controls functions such as flexion/extension of muscles (locomotor movement), closure of eyelids, etc. Vyana Vata governs all bodily functions
- what is the sthana of samana vata?
located near digestive fire. kostha-digestive tract
- what are the samana vata functions?
Receiving food into the stomach aids digestion and divides it into useful and waste (Sara & Kitta) components before moving them along their normal routes.
- what is the sthana of apana vata?
Large intestione, located near bladder, waist and genitals
- what are the apana vata functions?
ejaculation, menstruation cycle, defecation, voiding process and childbirth.
- what are the types of pitta dosha?
pachaka, ranjaka, sadhaka, alochaka and bhrajaka
- what is the sthana of pachaka pitta?
between the stomach and large intestine, between Amashaya and pakvashaya.
- what are the pachaka pitta functions?
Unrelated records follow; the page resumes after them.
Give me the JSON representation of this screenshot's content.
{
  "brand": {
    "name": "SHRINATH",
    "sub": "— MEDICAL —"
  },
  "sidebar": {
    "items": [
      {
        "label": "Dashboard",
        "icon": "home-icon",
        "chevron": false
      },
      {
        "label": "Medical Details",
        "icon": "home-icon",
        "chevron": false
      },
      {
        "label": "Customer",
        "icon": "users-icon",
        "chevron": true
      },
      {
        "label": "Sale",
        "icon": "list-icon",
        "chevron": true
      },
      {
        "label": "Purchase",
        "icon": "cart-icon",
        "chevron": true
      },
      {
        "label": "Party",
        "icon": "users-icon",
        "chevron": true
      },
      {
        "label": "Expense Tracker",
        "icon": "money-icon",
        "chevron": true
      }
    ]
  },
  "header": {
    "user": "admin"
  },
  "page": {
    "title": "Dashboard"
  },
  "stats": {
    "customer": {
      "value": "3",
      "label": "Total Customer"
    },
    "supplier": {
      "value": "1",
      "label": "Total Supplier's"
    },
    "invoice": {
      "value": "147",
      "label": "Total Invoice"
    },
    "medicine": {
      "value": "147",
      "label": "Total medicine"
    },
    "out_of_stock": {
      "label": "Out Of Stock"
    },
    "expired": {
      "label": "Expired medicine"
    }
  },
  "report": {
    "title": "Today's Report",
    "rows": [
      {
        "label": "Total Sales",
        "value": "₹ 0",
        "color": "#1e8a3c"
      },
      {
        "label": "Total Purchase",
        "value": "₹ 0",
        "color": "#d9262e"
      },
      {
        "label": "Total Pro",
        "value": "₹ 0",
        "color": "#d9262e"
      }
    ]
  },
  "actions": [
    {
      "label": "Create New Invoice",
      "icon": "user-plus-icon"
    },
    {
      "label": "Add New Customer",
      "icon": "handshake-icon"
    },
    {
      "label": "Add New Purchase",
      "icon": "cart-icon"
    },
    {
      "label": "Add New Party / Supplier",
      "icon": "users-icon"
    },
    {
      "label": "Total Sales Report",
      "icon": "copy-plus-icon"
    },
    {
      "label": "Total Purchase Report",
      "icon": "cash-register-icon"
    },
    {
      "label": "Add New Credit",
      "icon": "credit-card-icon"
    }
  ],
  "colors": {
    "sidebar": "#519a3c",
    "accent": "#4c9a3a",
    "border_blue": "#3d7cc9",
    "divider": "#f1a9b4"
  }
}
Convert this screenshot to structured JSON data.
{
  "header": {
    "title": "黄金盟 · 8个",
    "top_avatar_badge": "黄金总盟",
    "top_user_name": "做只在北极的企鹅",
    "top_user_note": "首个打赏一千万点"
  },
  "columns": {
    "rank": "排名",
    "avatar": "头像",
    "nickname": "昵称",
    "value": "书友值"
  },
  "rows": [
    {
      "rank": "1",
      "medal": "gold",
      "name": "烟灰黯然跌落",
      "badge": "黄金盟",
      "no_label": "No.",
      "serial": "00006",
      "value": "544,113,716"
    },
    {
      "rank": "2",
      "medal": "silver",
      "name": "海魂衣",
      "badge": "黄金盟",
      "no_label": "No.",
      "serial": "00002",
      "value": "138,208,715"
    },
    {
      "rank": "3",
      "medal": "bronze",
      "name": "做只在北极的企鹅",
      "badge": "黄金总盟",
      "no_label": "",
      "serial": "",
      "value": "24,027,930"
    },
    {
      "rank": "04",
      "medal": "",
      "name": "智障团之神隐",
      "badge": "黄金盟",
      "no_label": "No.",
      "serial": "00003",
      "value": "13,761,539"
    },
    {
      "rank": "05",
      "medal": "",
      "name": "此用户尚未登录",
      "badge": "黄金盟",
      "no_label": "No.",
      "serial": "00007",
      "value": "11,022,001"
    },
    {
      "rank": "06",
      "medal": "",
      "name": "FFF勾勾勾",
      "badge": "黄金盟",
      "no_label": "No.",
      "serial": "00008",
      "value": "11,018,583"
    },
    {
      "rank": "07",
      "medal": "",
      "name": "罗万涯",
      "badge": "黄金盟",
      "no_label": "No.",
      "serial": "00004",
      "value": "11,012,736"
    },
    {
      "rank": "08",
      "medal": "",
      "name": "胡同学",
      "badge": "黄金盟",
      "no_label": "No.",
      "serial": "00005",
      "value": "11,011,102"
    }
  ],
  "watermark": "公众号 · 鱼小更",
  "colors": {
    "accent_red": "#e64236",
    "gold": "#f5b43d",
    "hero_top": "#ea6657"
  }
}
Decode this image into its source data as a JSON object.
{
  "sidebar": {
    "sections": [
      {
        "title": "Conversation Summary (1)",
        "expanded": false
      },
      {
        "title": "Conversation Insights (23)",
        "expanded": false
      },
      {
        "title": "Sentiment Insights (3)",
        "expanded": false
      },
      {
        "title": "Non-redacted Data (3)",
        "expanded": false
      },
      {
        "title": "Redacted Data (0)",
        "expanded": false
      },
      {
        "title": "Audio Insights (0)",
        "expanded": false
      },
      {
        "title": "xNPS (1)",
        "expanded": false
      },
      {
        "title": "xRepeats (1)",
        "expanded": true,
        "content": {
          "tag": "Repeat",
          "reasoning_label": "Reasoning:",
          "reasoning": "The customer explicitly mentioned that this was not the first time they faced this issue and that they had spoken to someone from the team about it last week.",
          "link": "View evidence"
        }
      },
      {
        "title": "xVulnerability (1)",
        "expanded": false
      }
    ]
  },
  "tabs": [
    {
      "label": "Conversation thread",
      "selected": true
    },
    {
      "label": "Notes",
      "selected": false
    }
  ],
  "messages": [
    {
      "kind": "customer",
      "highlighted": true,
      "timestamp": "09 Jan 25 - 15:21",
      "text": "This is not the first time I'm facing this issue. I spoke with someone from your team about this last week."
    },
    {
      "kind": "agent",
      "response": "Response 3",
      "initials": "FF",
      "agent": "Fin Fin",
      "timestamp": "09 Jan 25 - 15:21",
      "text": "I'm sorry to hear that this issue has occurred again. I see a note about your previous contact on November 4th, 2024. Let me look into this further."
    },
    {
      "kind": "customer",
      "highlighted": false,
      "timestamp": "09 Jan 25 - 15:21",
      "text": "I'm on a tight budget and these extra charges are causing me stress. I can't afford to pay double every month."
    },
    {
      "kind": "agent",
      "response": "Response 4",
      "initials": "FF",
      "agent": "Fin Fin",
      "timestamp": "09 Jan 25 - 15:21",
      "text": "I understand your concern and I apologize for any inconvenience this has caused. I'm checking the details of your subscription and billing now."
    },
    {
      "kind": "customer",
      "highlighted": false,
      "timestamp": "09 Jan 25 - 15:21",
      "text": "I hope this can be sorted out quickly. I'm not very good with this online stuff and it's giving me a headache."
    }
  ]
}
Paka commonly refers to it by the name Anala, meaning fire, due to its role in processing and digestion ingredients. It cooks food before separating into waste and essence.
- what is the sthana of ranjaka pitta?
- what are the ranjaka pitta functions?
converts digestion product into blood
- what is the sthana of sadhaka pitta?
- what are the sadhaka pitta functions?
Assists us with mental processes such as understanding, intelligence, self–awareness etc. that further our life goals.
- what is the sthana of alochaka pitta?
- what are the alochaka pitta functions?
- what is the sthana of bhrajaka pitta?
- what are the bhrajaka pitta functions?
helps in displaying colors and skin texture.
- which are the types of kapha dosha?
- what is the sthana of Avalambaka kapha?
Chest region and trika pradesha
- what are the avalambak kapha functions?
strength, nourishment, lubrication water and energy
- what is the sthana of kledaka kapha?
- what are the kledaka kapha functions?
moisten food particles and aids digestion
- what is the sthana of bodhaka kapha?
- what are the bodhaka kapha functions?
- what is the sthana of tarpaka kapha?
- what are the tarpaka kapha functions?
nourishment for our sense organs
- what is the sthana of shleshaka kapha?
bones and joints
- what are the shleshaka kapha functions?
Lubricates the joint while helping to strengthen it.